Ethanol, Economics, and Environment

I've become very interested in the move to decrease our dependence upon foreign oil by moving toward ethanol. It seems that this should be an easy transition -- after all, Brazil has been running on sugar-cane based ethanol for several years. The city of Cincinnati transitioned to using Biodiesel in their public transit buses, and have saved almost half a million dollars, according to an article in the Enquirer on Tuesday:
The Southwest Ohio Regional Transit Authority, the agency that runs the
Metro bus service in Cincinnati and Hamilton County, estimates that it saved
almost $450,000 in 2006 by using biodiesel, which is fuel made from an
organic compound, such as soybeans. Metro's 390 buses used about 3.6 million
gallons of fuel last year - half of which was biodiesel. During warm months,
Metro fueled all buses with a blend made of up to 75 percent of biodiesel. It
switched back to 20 percent biodiesel blend in colder months because the
biodiesel can jell in cold weather. Ohio is the sixth-largest producer of
soybeans in the nation, and biodiesel burns cleaner and has fewer emissions than
standard diesel fuel.

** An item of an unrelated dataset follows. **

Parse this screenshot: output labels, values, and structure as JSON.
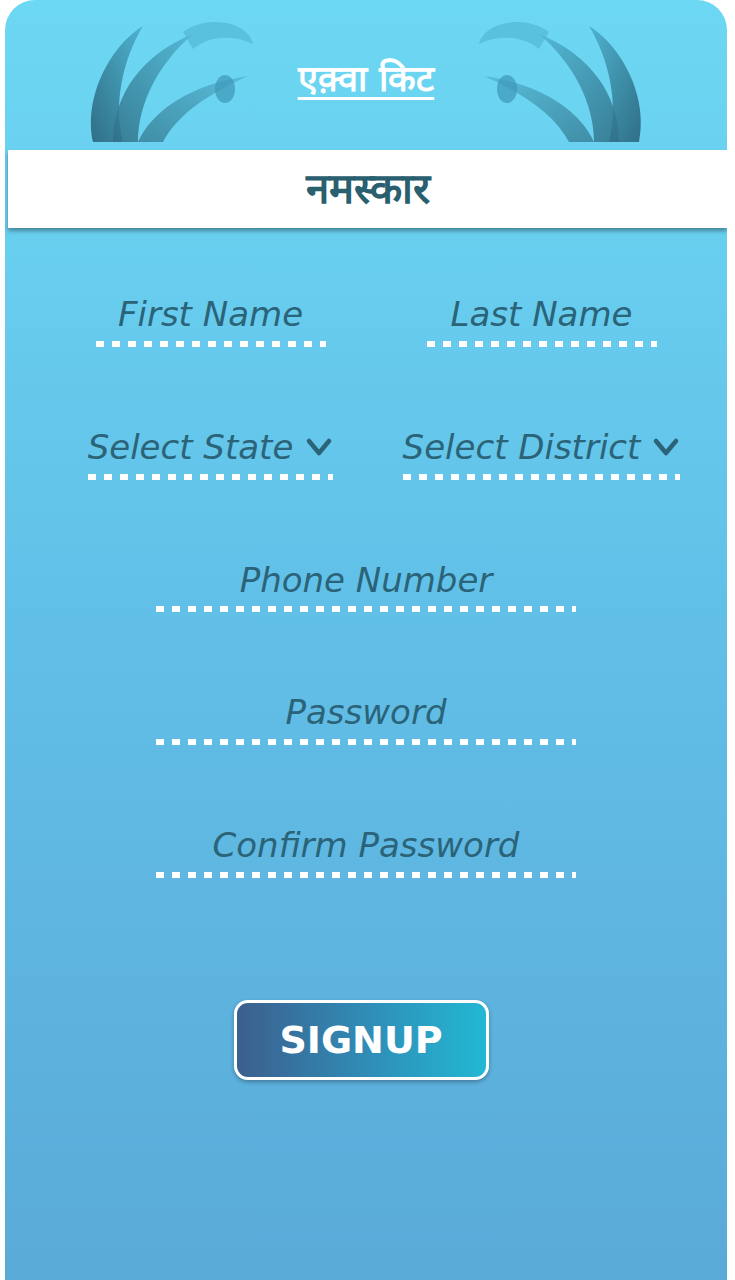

Now on top of that, the Wall Street Journal reports that Governor Ahhhnold ordered California to cut at least 10% of carbon content in fuel by 2020 -- and 37 state governors are pushing for greater federal mandates for increased ethanol usage.

Ethanol use just makes good sense for consumers -- I'm hoping to hold out buying a new car until it's widely more available (listen up Detroit -- I don't plan on buying a new car until I can buy an ethanol using car). Ethanol use will pump more dollars back into our economy and it will be technology that we can export to other countries. It seems like a great win win for all involved.

If only I had bought Corn Futures.....